Here is a list of orientation scenarios to help you craft your own customized list:
- A student has a major headache and typically uses Advil or Tylenol at home to relieve symptoms. However, this student did not bring any medication to orientation and seeks out the closest OL to ask for some.
- A student starts to get upset about the prospect of leaving their family and home behind. The student begins to cry as an OL passes their room.
- A student in an orientation group is not interested in participating in any of the activities or interacting with the other students.
- A student approaches an OL to tell them that they are uncomfortable with their roommate being gay.
- An OL is walking through the residence hallway back to their room. They hear loud music coming from one room as a student walks by with a bottle of alcohol.
- An OL is sitting in their room when they hear a loud bang from above.

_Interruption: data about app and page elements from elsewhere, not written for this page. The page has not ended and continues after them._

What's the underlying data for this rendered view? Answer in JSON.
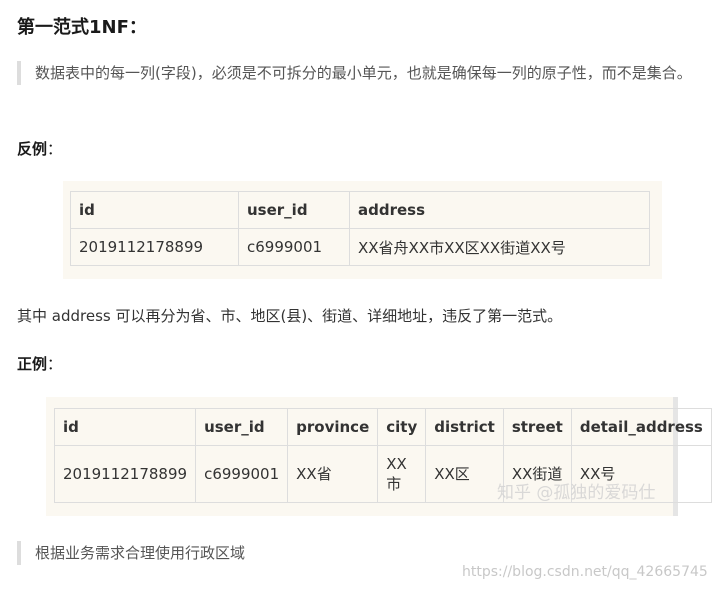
{
  "heading": "第一范式1NF：",
  "definition": "数据表中的每一列(字段)，必须是不可拆分的最小单元，也就是确保每一列的原子性，而不是集合。",
  "counter_example": {
    "label": "反例",
    "colon": "：",
    "headers": [
      "id",
      "user_id",
      "address"
    ],
    "rows": [
      [
        "2019112178899",
        "c6999001",
        "XX省舟XX市XX区XX街道XX号"
      ]
    ]
  },
  "explanation": "其中 address 可以再分为省、市、地区(县)、街道、详细地址，违反了第一范式。",
  "correct_example": {
    "label": "正例",
    "colon": "：",
    "headers": [
      "id",
      "user_id",
      "province",
      "city",
      "district",
      "street",
      "detail_address"
    ],
    "rows": [
      [
        "2019112178899",
        "c6999001",
        "XX省",
        "XX市",
        "XX区",
        "XX街道",
        "XX号"
      ]
    ]
  },
  "note": "根据业务需求合理使用行政区域",
  "watermark": "知乎 @孤独的爱码仕",
  "source_url": "https://blog.csdn.net/qq_42665745"
}
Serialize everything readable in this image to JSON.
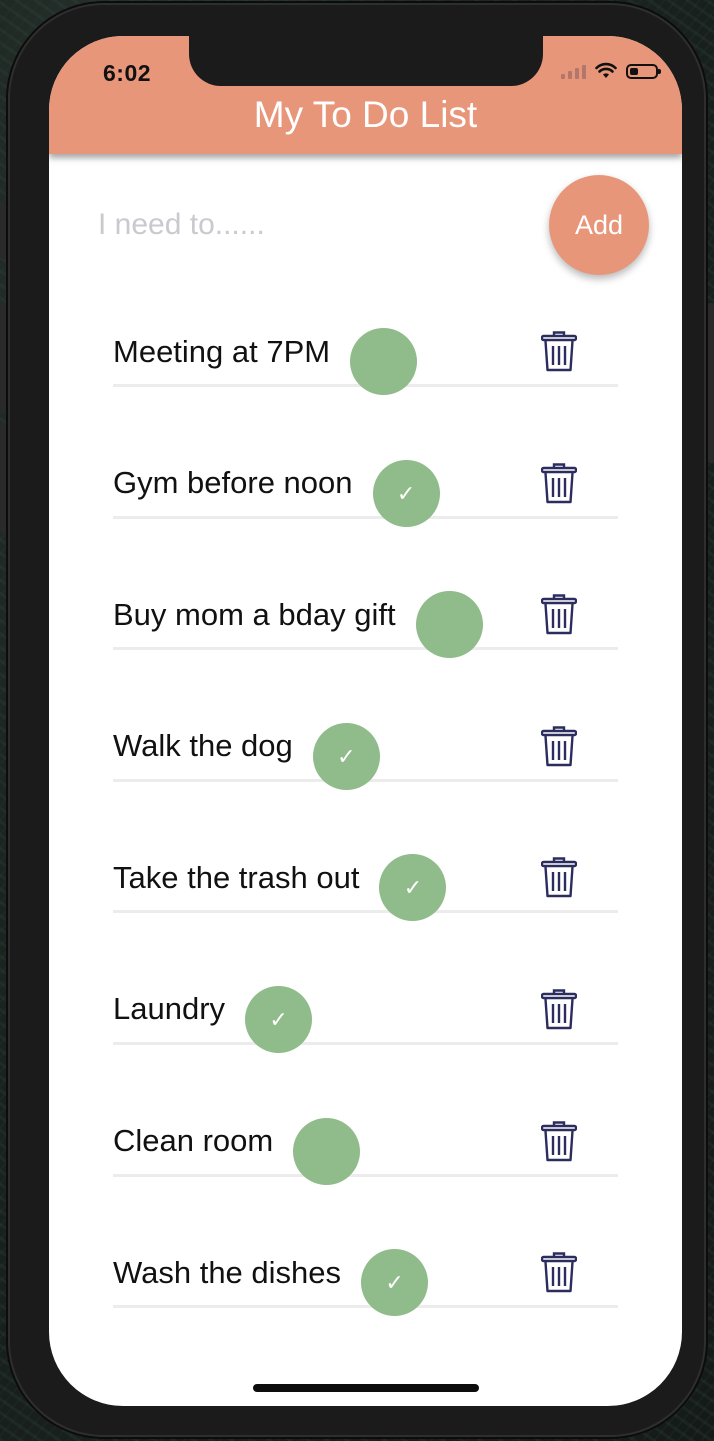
{
  "status_bar": {
    "time": "6:02",
    "icons": [
      "cellular-signal-icon",
      "wifi-icon",
      "battery-icon"
    ]
  },
  "header": {
    "title": "My To Do List"
  },
  "new_todo": {
    "placeholder": "I need to......",
    "value": "",
    "add_label": "Add"
  },
  "todos": [
    {
      "text": "Meeting at 7PM",
      "completed": false
    },
    {
      "text": "Gym before noon",
      "completed": true
    },
    {
      "text": "Buy mom a bday gift",
      "completed": false
    },
    {
      "text": "Walk the dog",
      "completed": true
    },
    {
      "text": "Take the trash out",
      "completed": true
    },
    {
      "text": "Laundry",
      "completed": true
    },
    {
      "text": "Clean room",
      "completed": false
    },
    {
      "text": "Wash the dishes",
      "completed": true
    }
  ],
  "icons": {
    "check": "checkmark-icon",
    "delete": "trash-icon"
  },
  "colors": {
    "accent": "#e8967a",
    "check_green": "#90bb8b",
    "trash_navy": "#2b2d5e",
    "divider": "#ececec",
    "placeholder": "#c9c9cf"
  }
}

They go to check it out and see that a student has fallen down the stairs, possibly breaking a bone.
- A family member approaches a nearby OL to ask if they can stay with their student for the rest of the day instead of leaving campus like they are supposed to.
- Around midnight, a student approaches an OL about their orientation roommate being extremely loud. They would like to be placed in another room in order to fall asleep.
- An OL finds a group of students in the common room after lights out. The OL sends them back to their rooms, but finds this same group of students back in the common room later.
- An incoming student starts bragging to their orientation group about having been a camp counselor for many years, claiming that they could do a better job leading icebreakers than their OL. They keep interrupting the OL to point out how they would do it.
Depending on the size of your orientation team and how many scenarios you want to go through, you can set up the exercise a few different ways.
One way is to pick a scenario out of a hat and have OL pairs role-play the situation in front of the whole group, making sure that everyone has the chance to play the role of OL. Another way is to have OLs rotate through stations around a room, each set up with a different scenario.
Regardless of what format you choose, it is essential to debrief the experience afterward. Here are some questions you can ask:
- How did you determine what course of action to take first?
- Was there a clear-cut way to handle this situation? What was it, and why is it the ideal response?
- Is there an institutional policy that should be applied to this situation?
- During this scenario, did you consider asking for assistance from a fellow OL or a professional staff member? When and why (or why not)?
- How did you handle the conflict that you encountered with students or their family members?
- What role did your personal values play in the way that you dealt with situations, especially when the other party’s values were different from your own?
One of the final pieces of training should be a physical walk-through of a model orientation session.
A walk through should strive to answer these common logistical questions:
- What routes should OLs guide their groups through when traveling from one location to the next? What entryways will they use?
- Where will each group be located when they are spread out for icebreakers?
- When an event is held in a large venue, in what order will each group arrive and depart?
- Who should OLs contact (and in what order) in the event of an emergency?
- What are the expectations of OLs during meal times? Should they sit with new students?
A comprehensive training program is labor-intensive to put together, but a well-prepared OL team will give you peace of mind during orientation and make the new students’ experience all that much better.
What other elements do you like to include in your OL training? Connect with us on Twitter @themoderncampus and @JustinTerlisner.